» Task description: Every entry below is to be retyped exactly as it stands.

(Component data from apps and pages)

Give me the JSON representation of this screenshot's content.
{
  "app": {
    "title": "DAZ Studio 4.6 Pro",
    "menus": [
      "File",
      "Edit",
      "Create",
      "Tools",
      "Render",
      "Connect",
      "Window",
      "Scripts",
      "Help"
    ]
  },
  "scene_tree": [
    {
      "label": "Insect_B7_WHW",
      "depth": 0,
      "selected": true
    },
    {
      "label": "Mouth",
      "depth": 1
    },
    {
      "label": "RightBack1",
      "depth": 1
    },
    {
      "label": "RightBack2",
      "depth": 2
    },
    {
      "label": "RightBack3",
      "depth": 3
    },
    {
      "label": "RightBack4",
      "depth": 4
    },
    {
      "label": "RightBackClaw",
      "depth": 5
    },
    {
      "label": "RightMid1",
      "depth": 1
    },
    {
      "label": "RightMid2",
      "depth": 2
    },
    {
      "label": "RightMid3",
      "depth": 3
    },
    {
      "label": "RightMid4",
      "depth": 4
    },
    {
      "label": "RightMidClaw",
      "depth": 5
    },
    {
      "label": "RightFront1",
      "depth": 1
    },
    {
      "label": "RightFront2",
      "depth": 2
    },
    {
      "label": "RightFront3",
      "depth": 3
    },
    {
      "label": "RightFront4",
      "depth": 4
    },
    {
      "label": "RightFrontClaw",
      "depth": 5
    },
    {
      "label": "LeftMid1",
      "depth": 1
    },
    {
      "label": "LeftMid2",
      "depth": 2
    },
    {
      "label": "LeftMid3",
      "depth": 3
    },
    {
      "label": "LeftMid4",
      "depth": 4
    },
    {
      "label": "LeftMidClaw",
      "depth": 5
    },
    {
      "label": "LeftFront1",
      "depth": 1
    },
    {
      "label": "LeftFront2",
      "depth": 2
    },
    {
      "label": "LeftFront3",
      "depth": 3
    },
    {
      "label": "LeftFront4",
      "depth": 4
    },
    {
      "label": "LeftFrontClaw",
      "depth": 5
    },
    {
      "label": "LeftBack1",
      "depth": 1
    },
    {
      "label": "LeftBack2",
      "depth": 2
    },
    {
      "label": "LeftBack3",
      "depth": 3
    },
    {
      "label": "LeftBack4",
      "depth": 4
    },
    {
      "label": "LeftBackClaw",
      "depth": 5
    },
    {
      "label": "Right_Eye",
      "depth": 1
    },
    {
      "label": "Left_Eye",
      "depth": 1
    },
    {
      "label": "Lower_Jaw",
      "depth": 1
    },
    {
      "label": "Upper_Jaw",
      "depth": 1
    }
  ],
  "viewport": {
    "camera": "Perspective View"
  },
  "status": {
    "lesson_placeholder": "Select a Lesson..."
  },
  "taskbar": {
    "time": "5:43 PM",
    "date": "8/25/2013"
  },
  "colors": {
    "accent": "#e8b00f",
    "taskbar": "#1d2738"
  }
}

» Answer to the exercise:
Give me the JSON representation of this screenshot's content.
{
  "app": {
    "title": "DAZ Studio 4.6 Pro",
    "menus": [
      "File",
      "Edit",
      "Create",
      "Tools",
      "Render",
      "Connect",
      "Window",
      "Scripts",
      "Help"
    ]
  },
  "scene_tree": [
    {
      "label": "Insect_B7_WHW",
      "depth": 0,
      "selected": true
    },
    {
      "label": "Mouth",
      "depth": 1
    },
    {
      "label": "RightBack1",
      "depth": 1
    },
    {
      "label": "RightBack2",
      "depth": 2
    },
    {
      "label": "RightBack3",
      "depth": 3
    },
    {
      "label": "RightBack4",
      "depth": 4
    },
    {
      "label": "RightBackClaw",
      "depth": 5
    },
    {
      "label": "RightMid1",
      "depth": 1
    },
    {
      "label": "RightMid2",
      "depth": 2
    },
    {
      "label": "RightMid3",
      "depth": 3
    },
    {
      "label": "RightMid4",
      "depth": 4
    },
    {
      "label": "RightMidClaw",
      "depth": 5
    },
    {
      "label": "RightFront1",
      "depth": 1
    },
    {
      "label": "RightFront2",
      "depth": 2
    },
    {
      "label": "RightFront3",
      "depth": 3
    },
    {
      "label": "RightFront4",
      "depth": 4
    },
    {
      "label": "RightFrontClaw",
      "depth": 5
    },
    {
      "label": "LeftMid1",
      "depth": 1
    },
    {
      "label": "LeftMid2",
      "depth": 2
    },
    {
      "label": "LeftMid3",
      "depth": 3
    },
    {
      "label": "LeftMid4",
      "depth": 4
    },
    {
      "label": "LeftMidClaw",
      "depth": 5
    },
    {
      "label": "LeftFront1",
      "depth": 1
    },
    {
      "label": "LeftFront2",
      "depth": 2
    },
    {
      "label": "LeftFront3",
      "depth": 3
    },
    {
      "label": "LeftFront4",
      "depth": 4
    },
    {
      "label": "LeftFrontClaw",
      "depth": 5
    },
    {
      "label": "LeftBack1",
      "depth": 1
    },
    {
      "label": "LeftBack2",
      "depth": 2
    },
    {
      "label": "LeftBack3",
      "depth": 3
    },
    {
      "label": "LeftBack4",
      "depth": 4
    },
    {
      "label": "LeftBackClaw",
      "depth": 5
    },
    {
      "label": "Right_Eye",
      "depth": 1
    },
    {
      "label": "Left_Eye",
      "depth": 1
    },
    {
      "label": "Lower_Jaw",
      "depth": 1
    },
    {
      "label": "Upper_Jaw",
      "depth": 1
    }
  ],
  "viewport": {
    "camera": "Perspective View"
  },
  "status": {
    "lesson_placeholder": "Select a Lesson..."
  },
  "taskbar": {
    "time": "5:43 PM",
    "date": "8/25/2013"
  },
  "colors": {
    "accent": "#e8b00f",
    "taskbar": "#1d2738"
  }
}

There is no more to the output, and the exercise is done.